The way I've approached it is this:
I have a master node. This device is the mothership, sending out commands and telling everyone else what to do. For the sake of this conversion, I'm using an LPC1769 (Cortex-M3) which has two on-board CAN controllers, so I have two TJA1050 transceivers to make the connections to the actual CAN buses.
My peripheral devices that sit on the bus use a LPC11C24. It's a Cortex-M0 with a built-in CAN transceiver, so I can keep the external component count nice and low, and in turn, keep the peripheral boards and enclosures even smaller.

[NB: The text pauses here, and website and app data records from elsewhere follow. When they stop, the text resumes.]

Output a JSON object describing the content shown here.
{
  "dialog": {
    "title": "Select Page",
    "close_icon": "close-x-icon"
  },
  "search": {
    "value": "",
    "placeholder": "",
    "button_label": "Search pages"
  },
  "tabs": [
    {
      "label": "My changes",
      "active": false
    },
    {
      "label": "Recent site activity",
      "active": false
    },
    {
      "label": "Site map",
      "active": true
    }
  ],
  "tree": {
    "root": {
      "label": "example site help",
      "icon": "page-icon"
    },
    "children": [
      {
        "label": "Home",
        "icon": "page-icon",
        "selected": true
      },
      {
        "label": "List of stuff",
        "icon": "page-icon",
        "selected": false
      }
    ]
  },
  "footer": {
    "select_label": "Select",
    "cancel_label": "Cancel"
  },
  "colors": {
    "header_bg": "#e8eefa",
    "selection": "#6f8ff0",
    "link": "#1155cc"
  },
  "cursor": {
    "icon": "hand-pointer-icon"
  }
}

Every time the peripherals boot up, they go to the bootloader. They check if they need to be programmed. If so, they request to be programmed by the master which follows similarly to Rocketmagnet's answer above. The only twist is that if they are programmed, they check to see if they are up-to-date. If the master has a newer version of firmware than they do, they will also request to be updated.
This approach allows me to not only stick a fresh peripheral on the bus and have it "just work," but it allows me to push new firmware to them as well all through the master. All the updates come from the same place. To update firmware on my master device, I make it present itself as a USB mass storage device and I can drag-and-drop files on to it.
You could use whatever protocol you wanted to... 1-Wire, I2C, SPI, CAN, etc. The operating parameters and the length limitations are clearly documented with a simple Google search. Realistically, CAN is probably the best choice. It was designed with long runs in bad environments in mind. It's relatively fast considering that most firmware for a microcontroller is only a few kBs, maybe tens of kB. Also, it only requires two wires, which means you could daisy chain devices with as few as four wires. 1-Wire would only need 3, and I2C would only need four, but they're pretty "meh" compared to CAN. :P
Now, if you had all devices with an LPC1769, it supports Ethernet with a small helper IC. You could have all the devices connect over Ethernet and transfer lots of data to bootstrap themselves from the master. It sounds like you are just looking to do simple firmware transfers... but it's some food for thought. :)